Paul’s Letter to the Romans has historically been a source of “clobber passages” against LGBTQ people of faith. Yet, many of us are unwilling to reject this book of the Bible. We interviewed one woman (who happens to be trans), and asked her to tell us about her relationship with the Book of Romans. Here’s what she told us.

Romans and I have a wonderful relationship. It hasn’t always been easy – we’ve had our share of differences. To be honest, we still do sometimes. But it’s truly a long-term, loving relationship. I’d like to talk a little bit about what makes it work, or at least, what makes it work for me. If you want to know how he feels, you’ll have to ask him, although good luck with that – he’s not always comfortable with touchy-feely language.

Any good relationship has to be based on honesty. If you’re holding something back from each other, trust breaks down, and you lose faith in each other. Whenever I’m with Romans, I try to be present with a completely open heart. He’s the same way. He tells me what he thinks, what he believes, what he thinks is and isn’t important, and so on. I never have to play “guess what I’m thinking” with him. Sometimes he tells me more than I need to know at the moment, but that’s OK, better to say too much than too little.

Another really important thing is always showing how much you care about each other – not just caring, but showing it too. Part of that is making sure that you spend quality time together. It’s not enough just to be in the same room, you have to engage each other, have real conversations.
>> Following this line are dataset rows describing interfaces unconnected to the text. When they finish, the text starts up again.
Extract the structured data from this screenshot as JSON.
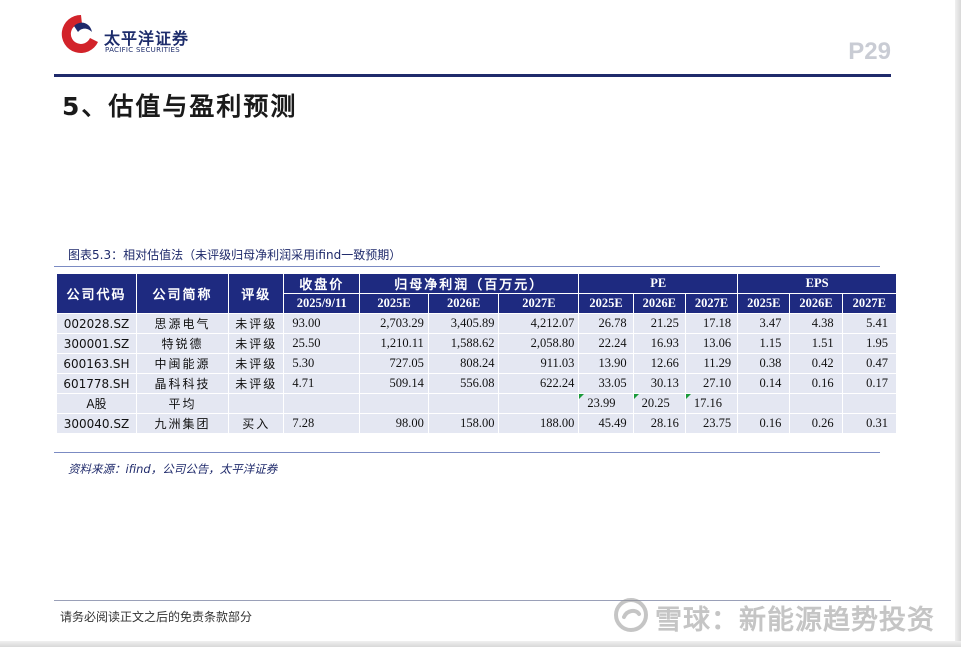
{
  "header": {
    "brand_cn": "太平洋证券",
    "brand_en": "PACIFIC SECURITIES",
    "page_number": "P29"
  },
  "section_title": "5、估值与盈利预测",
  "figure": {
    "caption": "图表5.3：相对估值法（未评级归母净利润采用ifind一致预期）",
    "source": "资料来源：ifind，公司公告，太平洋证券"
  },
  "table": {
    "headers": {
      "code": "公司代码",
      "name": "公司简称",
      "rating": "评级",
      "close": "收盘价",
      "close_date": "2025/9/11",
      "profit": "归母净利润（百万元）",
      "pe": "PE",
      "eps": "EPS",
      "years": [
        "2025E",
        "2026E",
        "2027E"
      ]
    },
    "rows": [
      {
        "code": "002028.SZ",
        "name": "思源电气",
        "rating": "未评级",
        "close": "93.00",
        "profit": [
          "2,703.29",
          "3,405.89",
          "4,212.07"
        ],
        "pe": [
          "26.78",
          "21.25",
          "17.18"
        ],
        "eps": [
          "3.47",
          "4.38",
          "5.41"
        ]
      },
      {
        "code": "300001.SZ",
        "name": "特锐德",
        "rating": "未评级",
        "close": "25.50",
        "profit": [
          "1,210.11",
          "1,588.62",
          "2,058.80"
        ],
        "pe": [
          "22.24",
          "16.93",
          "13.06"
        ],
        "eps": [
          "1.15",
          "1.51",
          "1.95"
        ]
      },
      {
        "code": "600163.SH",
        "name": "中闽能源",
        "rating": "未评级",
        "close": "5.30",
        "profit": [
          "727.05",
          "808.24",
          "911.03"
        ],
        "pe": [
          "13.90",
          "12.66",
          "11.29"
        ],
        "eps": [
          "0.38",
          "0.42",
          "0.47"
        ]
      },
      {
        "code": "601778.SH",
        "name": "晶科科技",
        "rating": "未评级",
        "close": "4.71",
        "profit": [
          "509.14",
          "556.08",
          "622.24"
        ],
        "pe": [
          "33.05",
          "30.13",
          "27.10"
        ],
        "eps": [
          "0.14",
          "0.16",
          "0.17"
        ]
      },
      {
        "code": "A股",
        "name": "平均",
        "rating": "",
        "close": "",
        "profit": [
          "",
          "",
          ""
        ],
        "pe": [
          "23.99",
          "20.25",
          "17.16"
        ],
        "eps": [
          "",
          "",
          ""
        ]
      },
      {
        "code": "300040.SZ",
        "name": "九洲集团",
        "rating": "买入",
        "close": "7.28",
        "profit": [
          "98.00",
          "158.00",
          "188.00"
        ],
        "pe": [
          "45.49",
          "28.16",
          "23.75"
        ],
        "eps": [
          "0.16",
          "0.26",
          "0.31"
        ]
      }
    ]
  },
  "footer": {
    "disclaimer": "请务必阅读正文之后的免责条款部分",
    "watermark": "雪球：新能源趋势投资"
  },
  "colors": {
    "brand_navy": "#1f2a6b",
    "header_fill": "#1e2a80",
    "cell_fill": "#e4e7f2",
    "logo_red": "#d2232a"
  }
}
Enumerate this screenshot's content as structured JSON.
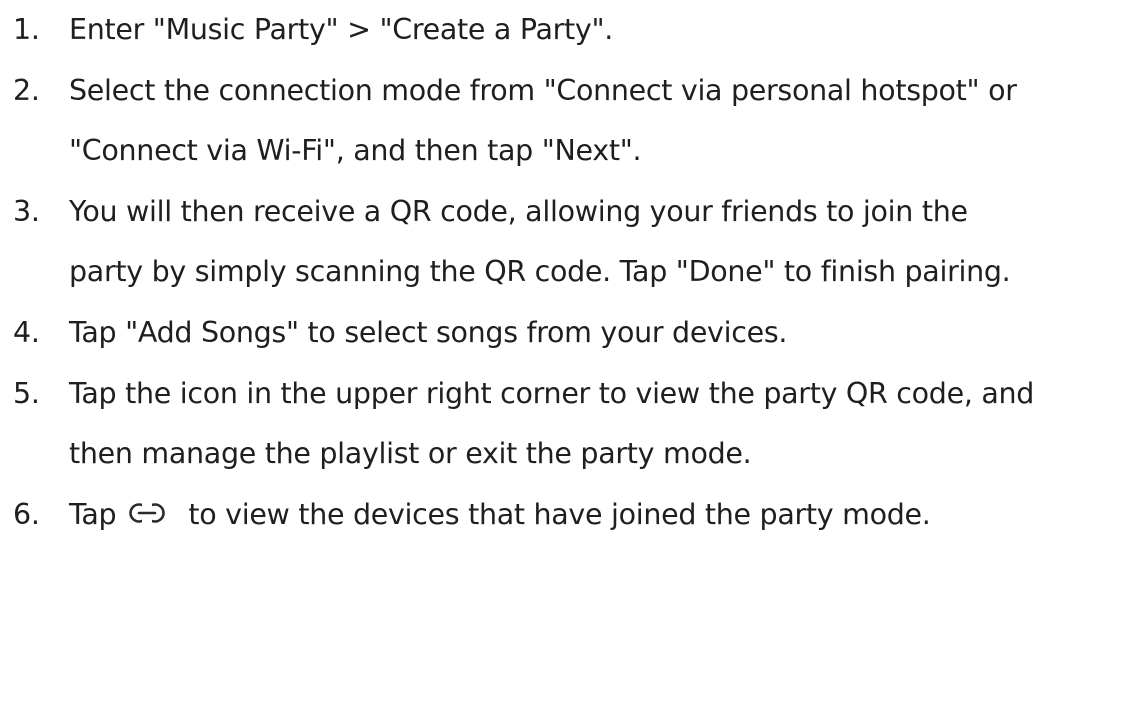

I know I always feel better when I’ve been spending time with him regularly.

Of course, sometimes those conversations are easier than others. I don’t mean in a bad way… for instance, I’m a pretty emotional person, and he can be kind of intellectual and analytical sometimes. But if you care about each other, you make the effort. I try to listen really carefully, and he’s really patient about being having to explain things more than once.

I don’t want to make it sound like he’s the one with all the answers. See, he hasn’t changed much over the years, and it seems like I’m starting something new all the time. So I can bring that to our time together, and help him understand and adapt to the way the world is now. He appreciates that, because a lot of people bring their questions to him, and he wants to be able to answer them in language they understand.

And speaking of being with someone else – that’s another thing that makes our relationship work – it goes back to that trust that I mentioned a few minutes ago. We’re completely loyal to each other. If somebody else needs him, I’m OK with that, because I know he’ll be there for me when I need him. And if I spend some time with Jude or Mark or even old Isaiah, he trusts me to come back to him. And I always do.

There’s something comforting about him, even though he can be so mental at times. Like even though he has a very clear sense of right and wrong, he’s still very accepting. He doesn’t judge people by surface things, like whether they’re male or female, or workers or bosses. He’s funny – he always says that he doesn’t even care if someone’s Jewish or Greek or whatever! It makes me feel safe around him, because I know he’s accepting of me too.

Another thing – he’s not one of those who are afraid to talk about love. When he says, “Owe no one anything, except to love,” or “Love is the fulfilling of the law”, I get all mushy inside – I never get tired of hearing things like that.

I guess that’s the bottom line – he’s all about love and faithfulness, and so am I. That’s really what’s at the heart of our wonderful relationship. And that’s what will keep us together for the rest of our lives.